I recently overreacted to such a joke and called out a friend over it. I felt bad later. I don’t want to be harsh or mean, especially when I’m pretty sure the person who posted it had the first two reasons for humor in mind, not so much the problematic third.

But it is an issue worth thinking about. I have seen my friends who are only intermediate in English be dismissed and laughed off of social media, when it took significant courage for them to speak up in a foreign language. I have been ridiculed for posting in the language of the country where I am an immigrant. It is also a second language for me and I know I make mistakes.

And this is by far not the only joke that many of us may find funny, while it hits someone else like a sucker punch. Some jokes about family relationships may really hurt people who have lost family through adoption or estrangement. Some jokes may reference something sensitive for one group that the individual telling the joke genuinely didn’t realize would be sensitive. Think bananas, jungles and “gypsy” fortune tellers for instance.

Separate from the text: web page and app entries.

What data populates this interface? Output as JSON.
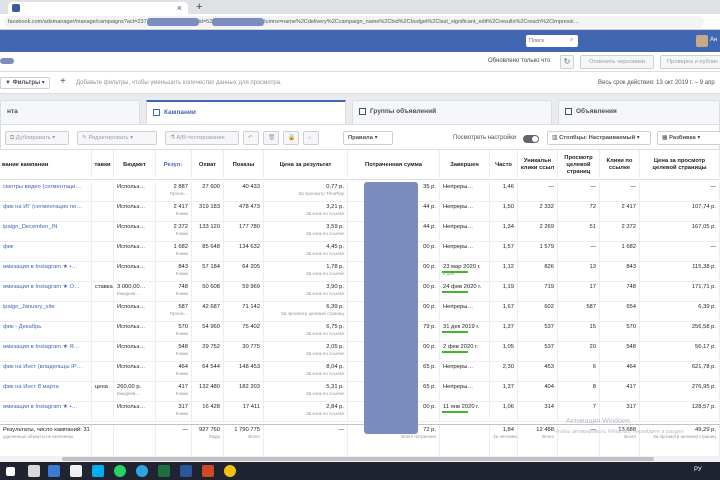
{
  "browser": {
    "url_start": "facebook.com/adsmanager/manage/campaigns?act=237",
    "url_mid": "id=52",
    "url_end": "lumns=name%2Cdelivery%2Ccampaign_name%2Cbid%2Cbudget%2Clast_significant_edit%2Cresults%2Creach%2Cimpressi…",
    "new_tab": "+"
  },
  "fb": {
    "search_placeholder": "Поиск",
    "user_name": "Ан"
  },
  "account": {
    "updated_text": "Обновлено только что",
    "refresh_icon": "↻",
    "discard_label": "Отменить черновики",
    "publish_label": "Проверка и публик"
  },
  "filters": {
    "filter_label": "Фильтры",
    "plus": "+",
    "hint": "Добавьте фильтры, чтобы уменьшить количество данных для просмотра.",
    "date_range": "Весь срок действия: 13 окт 2019 г. – 9 апр"
  },
  "level_tabs": [
    {
      "label": "нта"
    },
    {
      "label": "Кампании"
    },
    {
      "label": "Группы объявлений"
    },
    {
      "label": "Объявления"
    }
  ],
  "toolbar": {
    "duplicate": "Дублировать",
    "edit": "Редактировать",
    "ab_test": "A/B-тестирование",
    "rules": "Правила",
    "show_settings": "Посмотреть настройки",
    "columns": "Столбцы: Настраиваемый",
    "breakdown": "Разбивка"
  },
  "columns": [
    "вание кампании",
    "тавки",
    "Бюджет",
    "Резул",
    "Охват",
    "Показы",
    "Цена за результат",
    "Потраченная сумма",
    "Завершен",
    "Часто",
    "Уникальн клики ссыл",
    "Просмотр целевой страниц",
    "Клики по ссылке",
    "Цена за просмотр целевой страницы"
  ],
  "rows": [
    {
      "name": "смотры видео (сегментаци…",
      "bid": "",
      "budget": "Использ…",
      "results": "2 887",
      "results_sub": "Просм…",
      "reach": "27 600",
      "impressions": "40 433",
      "cpr": "0,77 р.",
      "cpr_sub": "За просмотр ThruPlay",
      "spent": "35 р.",
      "end": "Непреры…",
      "freq": "1,46",
      "uclicks": "—",
      "lpv": "—",
      "clicks": "—",
      "cplpv": "—"
    },
    {
      "name": "фик на ИГ (сегментацио по…",
      "bid": "",
      "budget": "Использ…",
      "results": "2 417",
      "results_sub": "Клики",
      "reach": "319 183",
      "impressions": "478 473",
      "cpr": "3,21 р.",
      "cpr_sub": "За клик по ссылке",
      "spent": "44 р.",
      "end": "Непреры…",
      "freq": "1,50",
      "uclicks": "2 332",
      "lpv": "72",
      "clicks": "2 417",
      "cplpv": "107,74 р."
    },
    {
      "name": "ipaign_December_IN",
      "bid": "",
      "budget": "Использ…",
      "results": "2 372",
      "results_sub": "Клики",
      "reach": "133 120",
      "impressions": "177 780",
      "cpr": "3,59 р.",
      "cpr_sub": "За клик по ссылке",
      "spent": "44 р.",
      "end": "Непреры…",
      "freq": "1,34",
      "uclicks": "2 269",
      "lpv": "51",
      "clicks": "2 372",
      "cplpv": "167,05 р."
    },
    {
      "name": "фик",
      "bid": "",
      "budget": "Использ…",
      "results": "1 682",
      "results_sub": "Клики",
      "reach": "85 648",
      "impressions": "134 632",
      "cpr": "4,45 р.",
      "cpr_sub": "За клик по ссылке",
      "spent": "00 р.",
      "end": "Непреры…",
      "freq": "1,57",
      "uclicks": "1 579",
      "lpv": "—",
      "clicks": "1 682",
      "cplpv": "—"
    },
    {
      "name": "имизация в Instagram ★ •…",
      "bid": "",
      "budget": "Использ…",
      "results": "843",
      "results_sub": "Клики",
      "reach": "57 184",
      "impressions": "64 205",
      "cpr": "1,78 р.",
      "cpr_sub": "За клик по ссылке",
      "spent": "00 р.",
      "end": "23 мар 2020 г.",
      "end_sub": "2 дня",
      "freq": "1,12",
      "uclicks": "826",
      "lpv": "13",
      "clicks": "843",
      "cplpv": "115,38 р."
    },
    {
      "name": "имизация в Instagram ★ О…",
      "bid": "ставка",
      "budget": "3 000,00…",
      "budget_sub": "Ежеднев…",
      "results": "748",
      "results_sub": "Клики",
      "reach": "50 608",
      "impressions": "59 969",
      "cpr": "3,90 р.",
      "cpr_sub": "За клик по ссылке",
      "spent": "00 р.",
      "end": "24 фев 2020 г.",
      "end_sub": "…",
      "freq": "1,19",
      "uclicks": "719",
      "lpv": "17",
      "clicks": "748",
      "cplpv": "171,71 р."
    },
    {
      "name": "ipaign_January_site",
      "bid": "",
      "budget": "Использ…",
      "results": "587",
      "results_sub": "Просм…",
      "reach": "42 687",
      "impressions": "71 142",
      "cpr": "6,39 р.",
      "cpr_sub": "За просмотр целевой страниц",
      "spent": "00 р.",
      "end": "Непреры…",
      "freq": "1,67",
      "uclicks": "602",
      "lpv": "587",
      "clicks": "654",
      "cplpv": "6,39 р."
    },
    {
      "name": "фик - Декабрь",
      "bid": "",
      "budget": "Использ…",
      "results": "570",
      "results_sub": "Клики",
      "reach": "54 960",
      "impressions": "75 402",
      "cpr": "6,75 р.",
      "cpr_sub": "За клик по ссылке",
      "spent": "79 р.",
      "end": "31 дек 2019 г.",
      "end_sub": "…",
      "freq": "1,37",
      "uclicks": "537",
      "lpv": "15",
      "clicks": "570",
      "cplpv": "256,58 р."
    },
    {
      "name": "имизация в Instagram ★ Я…",
      "bid": "",
      "budget": "Использ…",
      "results": "548",
      "results_sub": "Клики",
      "reach": "29 752",
      "impressions": "30 775",
      "cpr": "2,05 р.",
      "cpr_sub": "За клик по ссылке",
      "spent": "00 р.",
      "end": "2 фев 2020 г.",
      "end_sub": "…",
      "freq": "1,05",
      "uclicks": "537",
      "lpv": "20",
      "clicks": "548",
      "cplpv": "56,17 р."
    },
    {
      "name": "фик на Инст (владельцы IP…",
      "bid": "",
      "budget": "Использ…",
      "results": "464",
      "results_sub": "Клики",
      "reach": "64 544",
      "impressions": "148 453",
      "cpr": "8,04 р.",
      "cpr_sub": "За клик по ссылке",
      "spent": "65 р.",
      "end": "Непреры…",
      "freq": "2,30",
      "uclicks": "453",
      "lpv": "6",
      "clicks": "464",
      "cplpv": "621,78 р."
    },
    {
      "name": "фик на Инст 8 марта",
      "bid": "цена",
      "budget": "260,00 р.",
      "budget_sub": "Ежеднев…",
      "results": "417",
      "results_sub": "Клики",
      "reach": "132 480",
      "impressions": "182 203",
      "cpr": "5,31 р.",
      "cpr_sub": "За клик по ссылке",
      "spent": "65 р.",
      "end": "Непреры…",
      "freq": "1,37",
      "uclicks": "404",
      "lpv": "8",
      "clicks": "417",
      "cplpv": "276,95 р."
    },
    {
      "name": "имизация в Instagram ★ •…",
      "bid": "",
      "budget": "Использ…",
      "results": "317",
      "results_sub": "Клики",
      "reach": "16 428",
      "impressions": "17 411",
      "cpr": "2,84 р.",
      "cpr_sub": "За клик по ссылке",
      "spent": "00 р.",
      "end": "11 янв 2020 г.",
      "end_sub": "…",
      "freq": "1,06",
      "uclicks": "314",
      "lpv": "7",
      "clicks": "317",
      "cplpv": "128,57 р."
    }
  ],
  "summary": {
    "name": "Результаты, число кампаний: 31",
    "name_sub": "удаленные объекты не включены",
    "results": "—",
    "reach": "927 760",
    "reach_sub": "Люди",
    "impressions": "1 790 775",
    "impressions_sub": "Всего",
    "cpr": "—",
    "spent": "72 р.",
    "spent_sub": "Всего потрачено",
    "freq": "1,84",
    "freq_sub": "За человека",
    "uclicks": "12 488",
    "uclicks_sub": "Всего",
    "lpv": "—",
    "clicks": "13 688",
    "clicks_sub": "Всего",
    "cplpv": "49,29 р.",
    "cplpv_sub": "За просмотр целевой страниц"
  },
  "watermark": {
    "line1": "Активация Windows",
    "line2": "Чтобы активировать Windows, перейдите в раздел"
  },
  "taskbar": {
    "lang": "РУ"
  },
  "colors": {
    "fb_blue": "#4267b2",
    "link": "#4267b2",
    "progress_green": "#42b72a",
    "redaction": "#7b8dbf"
  }
}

I may be experienced enough to personally avoid these, but I’ll guarantee you one thing. There is a joke out there somewhere that I will think is hilarious and either laugh at or share, which will actually hurt someone. And I can pretty much guarantee that the same is true for you.

We don’t know for sure and we’re all likely to make this mistake, no matter what our personal background is. A lot of people will take that as a reason to dismiss the whole thing and say that we should all grow thicker skins and learn to take a joke.

But we know where that leads.

If we say it is all right to tell jokes that hurt people with invisible disabilities or ESL learners, we will be that much closer to social acceptability of overtly racist jokes.

And yet laughter and humor is in desperately short supply. Our hearts cry that the solution cannot be that we walk on eggshells around sharing anything funny.

The best I have for you is this:

1. When I am hurt by such a joke or comment in the future, I will say simply, “That hurts. Here’s why.” I will go back to psychology 101 and use statements starting with “I” rather than accusing the other person of something. I invite you to join me in this resolution.

2. When that unhappy but inevitable day comes when I am told that my humor hurt someone else, I will listen and truly think it through. I will delete jokes that hurt people if it’s online. And I’ll apologize for hurting that person, even if I had no intention of doing so, even if I don’t quite think they are justified.

The experience of hurt is a fact. If it comes from me then I did the hurting. Intention is not irrelevant but it is also not everything. Neither is reasonableness. Saying, “I’m sorry my joke hurt you. Thanks for letting me know. I will try not to hurt you in the future,” costs little.

This isn’t going to solve all the problems of social media or dinner party discourse, let alone the broader world. But it can make our personal circle of social interaction more aware and safer for those who have already had their full measure of hurt.